I opened windows explorer pasted in the address and chrome opened. Darn… Ok tried changing the default opening for FTP in “Control Panel\Programs\Default Programs\Set Associations” but i cold choose only IE,Chrome and Firefox.  I googled around a bit and found this registry key

Windows Registry Editor Version 5.00
[HKEY_CLASSES_ROOT\ftp]
@=”URL:File Transfer Protocol”
“AppUserModelID”=”Microsoft.InternetExplorer.Default”
“EditFlags”=dword:00000002
“FriendlyTypeName”=”@C:\\Windows\\system32\\ieframe.dll,-905”
“ShellFolder”=”{63da6ec0-2e98-11cf-8d82-444553540000}”
“Source Filter”=”{E436EBB6-524F-11CE-9F53-0020AF0BA770}”
“URL Protocol”=””
[HKEY_CLASSES_ROOT\ftp\DefaultIcon]
@=hex(2):25,00,53,00,79,00,73,00,74,00,65,00,6d,00,52,00,6f,00,6f,00,74,00,25,\
00,5c,00,73,00,79,00,73,00,74,00,65,00,6d,00,33,00,32,00,5c,00,75,00,72,00,\
6c,00,2e,00,64,00,6c,00,6c,00,2c,00,30,00,00,00
[HKEY_CLASSES_ROOT\ftp\shell]
@=”open”
[HKEY_CLASSES_ROOT\ftp\shell\open]

Now everything works as it should.

Visual Studio 2012…. ugly

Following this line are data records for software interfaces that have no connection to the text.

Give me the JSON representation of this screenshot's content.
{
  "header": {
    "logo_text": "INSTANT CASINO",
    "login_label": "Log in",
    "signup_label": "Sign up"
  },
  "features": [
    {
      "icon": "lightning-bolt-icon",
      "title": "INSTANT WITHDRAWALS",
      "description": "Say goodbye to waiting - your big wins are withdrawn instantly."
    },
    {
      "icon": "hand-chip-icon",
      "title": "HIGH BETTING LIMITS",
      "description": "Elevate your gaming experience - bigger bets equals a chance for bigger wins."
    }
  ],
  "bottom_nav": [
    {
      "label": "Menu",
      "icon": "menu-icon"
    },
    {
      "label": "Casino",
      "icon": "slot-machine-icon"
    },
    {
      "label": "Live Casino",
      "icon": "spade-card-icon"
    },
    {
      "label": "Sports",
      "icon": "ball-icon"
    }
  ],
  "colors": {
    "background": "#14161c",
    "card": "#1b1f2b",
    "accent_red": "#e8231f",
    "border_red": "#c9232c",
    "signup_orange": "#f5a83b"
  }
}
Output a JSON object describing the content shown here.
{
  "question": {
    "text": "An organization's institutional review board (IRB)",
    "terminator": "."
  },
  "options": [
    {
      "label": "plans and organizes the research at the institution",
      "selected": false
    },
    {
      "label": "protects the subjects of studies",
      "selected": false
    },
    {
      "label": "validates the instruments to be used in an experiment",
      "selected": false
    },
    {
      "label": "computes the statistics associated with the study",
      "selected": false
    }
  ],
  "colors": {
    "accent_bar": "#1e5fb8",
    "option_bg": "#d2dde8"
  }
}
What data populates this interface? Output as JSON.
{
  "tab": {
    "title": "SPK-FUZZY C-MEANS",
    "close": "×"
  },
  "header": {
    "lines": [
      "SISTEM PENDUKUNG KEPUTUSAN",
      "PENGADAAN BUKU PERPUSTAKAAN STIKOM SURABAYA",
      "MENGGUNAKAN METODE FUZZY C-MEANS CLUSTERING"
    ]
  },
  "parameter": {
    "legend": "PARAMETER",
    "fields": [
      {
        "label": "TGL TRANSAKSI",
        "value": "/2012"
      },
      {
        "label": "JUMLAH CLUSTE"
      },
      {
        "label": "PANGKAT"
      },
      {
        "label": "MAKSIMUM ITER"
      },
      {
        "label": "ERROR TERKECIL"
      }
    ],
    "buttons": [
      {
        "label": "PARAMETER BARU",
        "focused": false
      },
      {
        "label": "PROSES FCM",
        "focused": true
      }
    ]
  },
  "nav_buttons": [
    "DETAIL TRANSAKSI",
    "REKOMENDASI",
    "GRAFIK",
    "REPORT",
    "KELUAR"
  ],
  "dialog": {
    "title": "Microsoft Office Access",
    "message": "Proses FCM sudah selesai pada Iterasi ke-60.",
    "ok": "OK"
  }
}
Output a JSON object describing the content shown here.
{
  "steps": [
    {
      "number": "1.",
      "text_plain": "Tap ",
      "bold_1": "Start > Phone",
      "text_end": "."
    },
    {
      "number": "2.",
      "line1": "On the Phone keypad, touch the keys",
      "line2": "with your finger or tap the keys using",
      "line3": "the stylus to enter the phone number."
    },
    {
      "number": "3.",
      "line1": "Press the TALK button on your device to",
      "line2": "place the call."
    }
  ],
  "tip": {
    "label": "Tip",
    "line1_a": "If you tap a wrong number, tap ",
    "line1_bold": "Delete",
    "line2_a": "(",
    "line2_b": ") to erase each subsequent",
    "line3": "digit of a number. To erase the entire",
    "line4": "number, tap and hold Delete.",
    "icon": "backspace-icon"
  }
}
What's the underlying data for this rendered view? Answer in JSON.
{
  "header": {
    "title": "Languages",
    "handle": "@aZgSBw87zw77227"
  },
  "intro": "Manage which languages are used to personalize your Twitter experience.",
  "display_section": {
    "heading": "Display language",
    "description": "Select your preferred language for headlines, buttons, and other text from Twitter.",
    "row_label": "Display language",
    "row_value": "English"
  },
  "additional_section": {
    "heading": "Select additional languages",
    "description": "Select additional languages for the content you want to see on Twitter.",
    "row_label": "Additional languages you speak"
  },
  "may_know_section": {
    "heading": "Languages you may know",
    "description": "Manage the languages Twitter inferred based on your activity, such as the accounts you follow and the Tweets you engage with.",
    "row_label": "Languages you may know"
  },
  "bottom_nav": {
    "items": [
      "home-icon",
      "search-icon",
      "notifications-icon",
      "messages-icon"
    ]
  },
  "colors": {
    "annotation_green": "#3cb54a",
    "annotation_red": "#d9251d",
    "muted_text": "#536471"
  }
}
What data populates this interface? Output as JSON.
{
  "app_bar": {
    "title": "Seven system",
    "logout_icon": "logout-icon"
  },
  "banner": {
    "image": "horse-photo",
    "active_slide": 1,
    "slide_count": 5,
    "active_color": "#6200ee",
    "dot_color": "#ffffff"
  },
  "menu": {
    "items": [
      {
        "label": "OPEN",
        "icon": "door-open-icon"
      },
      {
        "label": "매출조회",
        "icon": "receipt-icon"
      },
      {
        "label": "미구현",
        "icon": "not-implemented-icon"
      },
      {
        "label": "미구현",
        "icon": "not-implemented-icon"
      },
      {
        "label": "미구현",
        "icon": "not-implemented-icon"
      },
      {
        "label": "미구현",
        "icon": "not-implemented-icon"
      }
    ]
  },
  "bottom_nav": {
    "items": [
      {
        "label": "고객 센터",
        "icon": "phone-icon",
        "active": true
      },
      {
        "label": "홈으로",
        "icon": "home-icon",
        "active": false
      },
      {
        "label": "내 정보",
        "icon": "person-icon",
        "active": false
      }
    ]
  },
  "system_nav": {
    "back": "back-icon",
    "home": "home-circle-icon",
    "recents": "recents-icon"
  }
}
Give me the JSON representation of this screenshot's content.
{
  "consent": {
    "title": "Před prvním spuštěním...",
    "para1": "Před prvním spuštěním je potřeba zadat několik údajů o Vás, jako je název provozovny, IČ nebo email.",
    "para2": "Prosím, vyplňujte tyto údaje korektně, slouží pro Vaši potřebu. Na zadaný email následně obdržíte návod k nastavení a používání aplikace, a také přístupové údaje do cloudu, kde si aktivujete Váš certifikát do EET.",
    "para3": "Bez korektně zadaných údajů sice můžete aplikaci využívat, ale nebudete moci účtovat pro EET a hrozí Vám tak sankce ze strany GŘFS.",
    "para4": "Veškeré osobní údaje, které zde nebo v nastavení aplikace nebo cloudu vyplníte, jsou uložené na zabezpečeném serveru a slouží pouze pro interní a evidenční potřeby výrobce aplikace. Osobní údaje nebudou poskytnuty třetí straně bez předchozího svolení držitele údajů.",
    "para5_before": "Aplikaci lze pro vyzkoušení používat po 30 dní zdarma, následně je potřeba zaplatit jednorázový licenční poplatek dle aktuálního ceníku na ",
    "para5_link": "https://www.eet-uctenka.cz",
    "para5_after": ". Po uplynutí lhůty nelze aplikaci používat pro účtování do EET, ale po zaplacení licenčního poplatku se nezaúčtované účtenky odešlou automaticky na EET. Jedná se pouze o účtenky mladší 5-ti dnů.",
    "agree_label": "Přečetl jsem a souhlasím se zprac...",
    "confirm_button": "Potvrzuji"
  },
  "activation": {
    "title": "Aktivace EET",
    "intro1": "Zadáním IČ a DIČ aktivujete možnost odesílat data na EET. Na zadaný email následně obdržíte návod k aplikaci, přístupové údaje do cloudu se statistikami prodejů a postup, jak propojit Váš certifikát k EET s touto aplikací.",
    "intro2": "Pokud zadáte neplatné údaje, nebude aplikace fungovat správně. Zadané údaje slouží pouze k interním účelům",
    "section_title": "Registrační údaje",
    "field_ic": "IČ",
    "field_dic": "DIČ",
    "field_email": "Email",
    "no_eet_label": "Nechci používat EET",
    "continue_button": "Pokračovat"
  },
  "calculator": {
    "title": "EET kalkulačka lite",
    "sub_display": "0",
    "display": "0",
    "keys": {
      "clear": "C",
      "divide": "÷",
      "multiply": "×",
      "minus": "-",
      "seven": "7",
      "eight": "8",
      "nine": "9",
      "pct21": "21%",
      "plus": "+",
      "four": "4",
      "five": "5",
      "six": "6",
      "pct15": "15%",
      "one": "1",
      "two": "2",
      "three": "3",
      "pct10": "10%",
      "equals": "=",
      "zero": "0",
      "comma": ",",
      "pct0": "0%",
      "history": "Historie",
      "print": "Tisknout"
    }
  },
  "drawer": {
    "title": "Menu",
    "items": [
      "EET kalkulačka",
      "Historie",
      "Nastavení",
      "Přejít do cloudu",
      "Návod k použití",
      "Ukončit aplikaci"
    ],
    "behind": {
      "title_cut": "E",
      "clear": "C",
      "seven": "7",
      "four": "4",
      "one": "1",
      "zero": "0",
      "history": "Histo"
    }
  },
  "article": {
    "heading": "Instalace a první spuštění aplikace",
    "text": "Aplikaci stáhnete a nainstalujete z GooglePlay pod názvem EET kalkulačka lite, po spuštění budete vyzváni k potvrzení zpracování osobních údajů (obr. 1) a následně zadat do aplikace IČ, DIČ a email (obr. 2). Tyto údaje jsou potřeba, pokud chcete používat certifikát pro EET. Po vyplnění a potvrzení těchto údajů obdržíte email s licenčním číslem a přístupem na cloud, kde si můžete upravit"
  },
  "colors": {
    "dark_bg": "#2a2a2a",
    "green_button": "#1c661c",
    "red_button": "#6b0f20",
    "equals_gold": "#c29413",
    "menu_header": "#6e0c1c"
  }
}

I was playing around with some little project of mine when i got some test solution for VS 2012.

Image

I know that there is Visual Studio 2013 already out there but i liked to use 2010.

When i opened VS 2012 i remembered why i didn’t switch… it is a horrible gui. Everything is so… boxish.. monochromish…touchish…

Soooo when i googled around i found out that with update 2 they included a blue skin… yay… ok lets install the latest update…Image

 

Ok i still missed the old icons but the blue skin really helped😉

Image

After googling some more i found out that there is a project o codeplex called Visual Studio Icon Patcher

You need to run it as admin and ruin the following commands, i ran also backup just to be sure.

backup -v 2012

extract

inject

 

I also found a nice feature to toggle the uppercase menus.This did not work for me probably as i was using the express edition

menus

This way you get your old icons back, but you need to have VS 2010 Installed. Here i found another way how to disable UPPERCASE MENU ITEMS which worked for me.

[HKEY_CURRENT_USER\Software\Microsoft\WDExpress\11.0\General]
“SuppressUppercaseCOnversion”=dword:00000001

And this was pretty much it… VS 2012 is usable now! Need to install VS 2013 now😉